**** RECORDS PROVIDED

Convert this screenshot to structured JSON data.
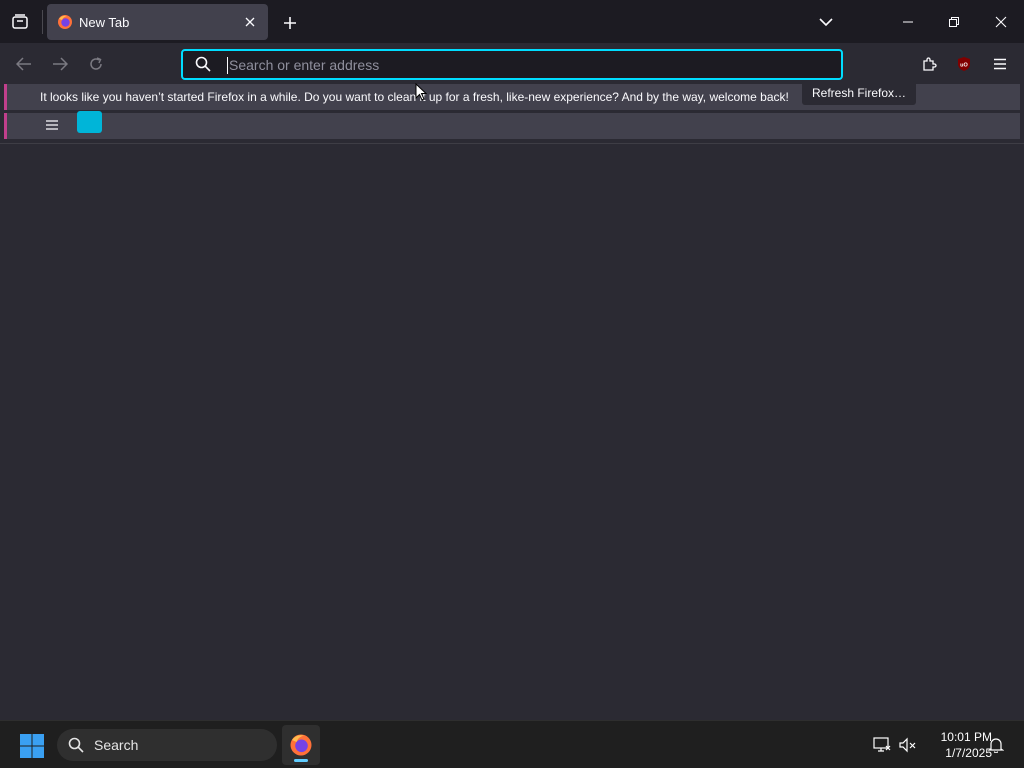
{
  "tabs": [
    {
      "title": "New Tab",
      "active": true
    }
  ],
  "urlbar": {
    "placeholder": "Search or enter address",
    "value": ""
  },
  "notification": {
    "message": "It looks like you haven’t started Firefox in a while. Do you want to clean it up for a fresh, like-new experience? And by the way, welcome back!",
    "button_label": "Refresh Firefox…"
  },
  "taskbar": {
    "search_label": "Search",
    "time": "10:01 PM",
    "date": "1/7/2025"
  },
  "colors": {
    "accent_focus": "#00ddff",
    "notification_stripe": "#c13f8c",
    "bookmark_tile": "#00b5d8",
    "ublock_badge": "#800000"
  },
  "icons": {
    "tab_list": "tab-list-icon",
    "new_tab": "plus-icon",
    "all_tabs": "chevron-down-icon",
    "back": "back-arrow-icon",
    "forward": "forward-arrow-icon",
    "reload": "reload-icon",
    "search": "search-icon",
    "extensions": "puzzle-icon",
    "ublock": "ublock-origin-icon",
    "app_menu": "hamburger-icon"
  }
}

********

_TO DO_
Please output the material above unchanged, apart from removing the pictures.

_SOLUTION FOR THIS PROBLEM_
Convert this screenshot to structured JSON data.
{
  "tabs": [
    {
      "title": "New Tab",
      "active": true
    }
  ],
  "urlbar": {
    "placeholder": "Search or enter address",
    "value": ""
  },
  "notification": {
    "message": "It looks like you haven’t started Firefox in a while. Do you want to clean it up for a fresh, like-new experience? And by the way, welcome back!",
    "button_label": "Refresh Firefox…"
  },
  "taskbar": {
    "search_label": "Search",
    "time": "10:01 PM",
    "date": "1/7/2025"
  },
  "colors": {
    "accent_focus": "#00ddff",
    "notification_stripe": "#c13f8c",
    "bookmark_tile": "#00b5d8",
    "ublock_badge": "#800000"
  },
  "icons": {
    "tab_list": "tab-list-icon",
    "new_tab": "plus-icon",
    "all_tabs": "chevron-down-icon",
    "back": "back-arrow-icon",
    "forward": "forward-arrow-icon",
    "reload": "reload-icon",
    "search": "search-icon",
    "extensions": "puzzle-icon",
    "ublock": "ublock-origin-icon",
    "app_menu": "hamburger-icon"
  }
}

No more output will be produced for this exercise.